Based on the above, the theory of operation follows. If a radar pulse is transmitted by the antenna at point Q it will strike antenna C first. It will have traveled a time and proportional distance equivalent to radius Q C. The radiated pulse will also have traveled during the same time to points J and K in the direction of points A and B, respectively. Correspondingly, it will have reached point A in a time J A late compared to arrival at point C. Moreover, it will reach point B in a time K B late compared to its arrival at point C. Time late measurement is the essence of the theory of operation. Using points A, B and C as the center of circles and if the radii of the circles have small but equal quantities added they will continually expand and there will result a set of points where the circles A', B' and C' so constructed will cross each other. This set of points or locus of points are the result of an infinite set of simultaneous solutions for expanding circles where only one set of coordinates will satisfy the solution and this is point Q. If point Q moves a small amount and another locus is generated it will generate a unique point where the three circles cross. Computer 56 may be a general purpose computer such as the UNIVAC 1106 manufactured by Sperry Rand Corp., using standard programming for being programmed to solve for simultaneous solutions of circles using the locations A, B and C as the center of the circles and having radii proportional to the time for the pulse to travel from Q-A, Q-B and Q-C, respectively.

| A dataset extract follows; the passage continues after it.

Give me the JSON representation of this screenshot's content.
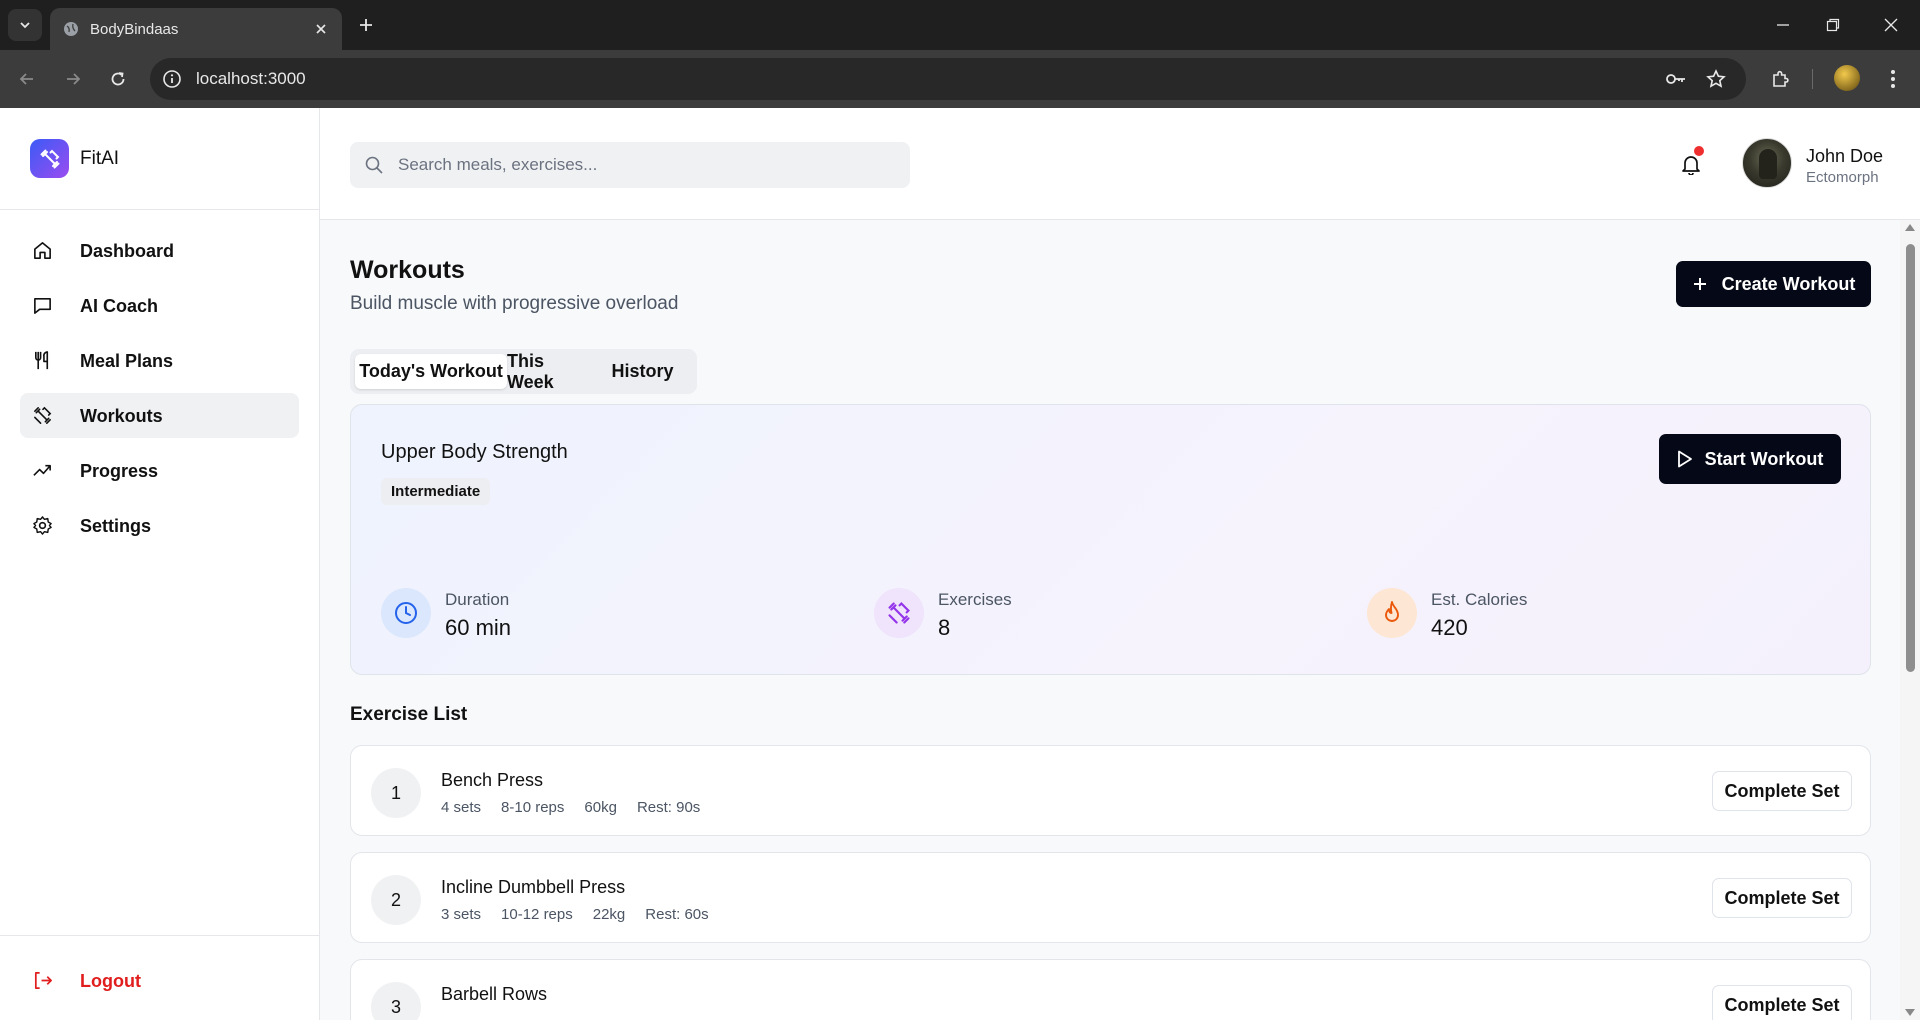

Obviously many modifications and variations of the present invention are possible in the light of the above teachings. It is therefore to be understood that within the scope of the appended claims the invention may be practiced otherwise than as specifically described.

Patent Citations
Cited PatentFiling datePublication dateApplicantTitle
US2920320 *Dec 3, 1954Jan 5, 1960Karl F RossRadiolocation system
US3947804 *Apr 11, 1963Mar 30, 1976The United States Of America As Represented By The Secretary Of The NavyRange-bearing computer
Referenced by
Citing PatentFiling datePublication dateApplicantTitle
US4310852 *Apr 8, 1980Jan 12, 1982General Dynamics Corp., Electronics DivisionReal-time electromagnetic radiation intensity distribution imaging system
US4670758 *Sep 28, 1984Jun 2, 1987The Boeing CompanyDepression angle ranging system and methods
US5001336 *Dec 11, 1989Mar 19, 1991The Boeing CompanyOptical signal summing device
U.S. Classification342/451, 342/13
International ClassificationG01S19/44, G01S19/46, G01S5/14
Cooperative ClassificationG01S5/14
European ClassificationG01S5/14